(What to produce): Restate all of the records below exactly. Do not carry over any image.

(Records for processing):
:::
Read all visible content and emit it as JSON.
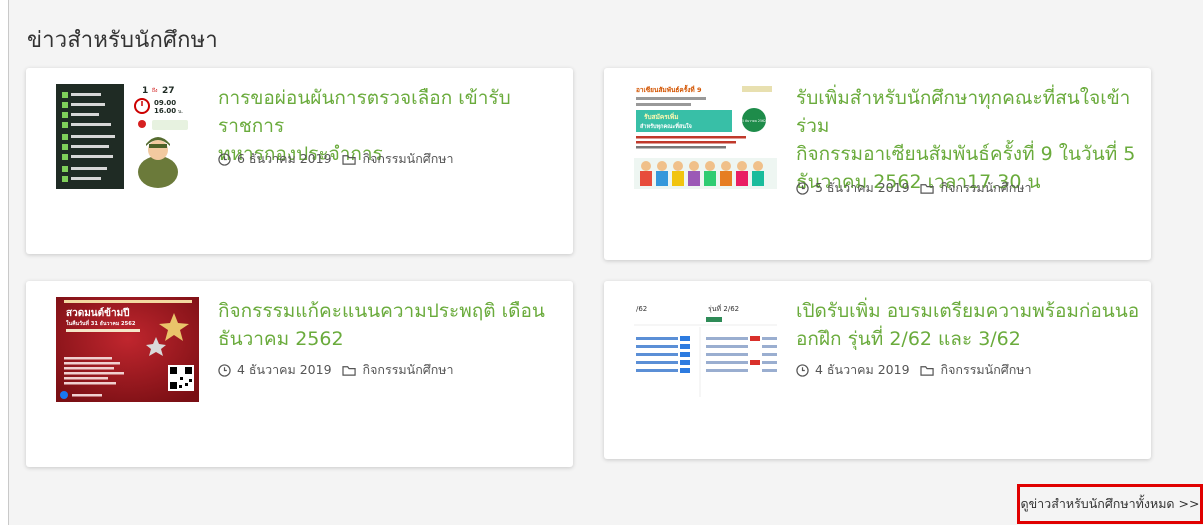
{
  "section": {
    "title": "ข่าวสำหรับนักศึกษา",
    "view_all": "ดูข่าวสำหรับนักศึกษาทั้งหมด >>"
  },
  "posts": [
    {
      "title_lines": [
        "การขอผ่อนผันการตรวจเลือก เข้ารับราชการ",
        "ทหารกองประจำการ"
      ],
      "date": "6 ธันวาคม 2019",
      "category": "กิจกรรมนักศึกษา",
      "thumb": {
        "day": "1",
        "sep": "ถึง",
        "day2": "27",
        "time_a": "09.00",
        "time_b": "16.00",
        "time_unit": "น."
      }
    },
    {
      "title_lines": [
        "รับเพิ่มสำหรับนักศึกษาทุกคณะที่สนใจเข้าร่วม",
        "กิจกรรมอาเซียนสัมพันธ์ครั้งที่ 9 ในวันที่ 5",
        "ธันวาคม 2562 เวลา17.30 น"
      ],
      "date": "5 ธันวาคม 2019",
      "category": "กิจกรรมนักศึกษา",
      "thumb": {
        "heading": "อาเซียนสัมพันธ์ครั้งที่ 9",
        "banner_a": "รับสมัครเพิ่ม",
        "banner_b": "สำหรับทุกคณะที่สนใจ",
        "badge": "5 ธันวาคม 2562"
      }
    },
    {
      "title_lines": [
        "กิจกรรรมแก้คะแนนความประพฤติ เดือน",
        "ธันวาคม 2562"
      ],
      "date": "4 ธันวาคม 2019",
      "category": "กิจกรรมนักศึกษา",
      "thumb": {
        "heading": "สวดมนต์ข้ามปี",
        "date_line": "ในคืนวันที่ 31 ธันวาคม 2562"
      }
    },
    {
      "title_lines": [
        "เปิดรับเพิ่ม อบรมเตรียมความพร้อมก่อนนอ",
        "อกฝึก รุ่นที่ 2/62 และ 3/62"
      ],
      "date": "4 ธันวาคม 2019",
      "category": "กิจกรรมนักศึกษา",
      "thumb": {
        "left_label": "/62",
        "right_label": "รุ่นที่ 2/62"
      }
    }
  ],
  "colors": {
    "title_green": "#6aab3c",
    "highlight_red": "#e00000",
    "background": "#f4f4f4"
  }
}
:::
(Exercise solution):
Read all visible content and emit it as JSON.
{
  "section": {
    "title": "ข่าวสำหรับนักศึกษา",
    "view_all": "ดูข่าวสำหรับนักศึกษาทั้งหมด >>"
  },
  "posts": [
    {
      "title_lines": [
        "การขอผ่อนผันการตรวจเลือก เข้ารับราชการ",
        "ทหารกองประจำการ"
      ],
      "date": "6 ธันวาคม 2019",
      "category": "กิจกรรมนักศึกษา",
      "thumb": {
        "day": "1",
        "sep": "ถึง",
        "day2": "27",
        "time_a": "09.00",
        "time_b": "16.00",
        "time_unit": "น."
      }
    },
    {
      "title_lines": [
        "รับเพิ่มสำหรับนักศึกษาทุกคณะที่สนใจเข้าร่วม",
        "กิจกรรมอาเซียนสัมพันธ์ครั้งที่ 9 ในวันที่ 5",
        "ธันวาคม 2562 เวลา17.30 น"
      ],
      "date": "5 ธันวาคม 2019",
      "category": "กิจกรรมนักศึกษา",
      "thumb": {
        "heading": "อาเซียนสัมพันธ์ครั้งที่ 9",
        "banner_a": "รับสมัครเพิ่ม",
        "banner_b": "สำหรับทุกคณะที่สนใจ",
        "badge": "5 ธันวาคม 2562"
      }
    },
    {
      "title_lines": [
        "กิจกรรรมแก้คะแนนความประพฤติ เดือน",
        "ธันวาคม 2562"
      ],
      "date": "4 ธันวาคม 2019",
      "category": "กิจกรรมนักศึกษา",
      "thumb": {
        "heading": "สวดมนต์ข้ามปี",
        "date_line": "ในคืนวันที่ 31 ธันวาคม 2562"
      }
    },
    {
      "title_lines": [
        "เปิดรับเพิ่ม อบรมเตรียมความพร้อมก่อนนอ",
        "อกฝึก รุ่นที่ 2/62 และ 3/62"
      ],
      "date": "4 ธันวาคม 2019",
      "category": "กิจกรรมนักศึกษา",
      "thumb": {
        "left_label": "/62",
        "right_label": "รุ่นที่ 2/62"
      }
    }
  ],
  "colors": {
    "title_green": "#6aab3c",
    "highlight_red": "#e00000",
    "background": "#f4f4f4"
  }
}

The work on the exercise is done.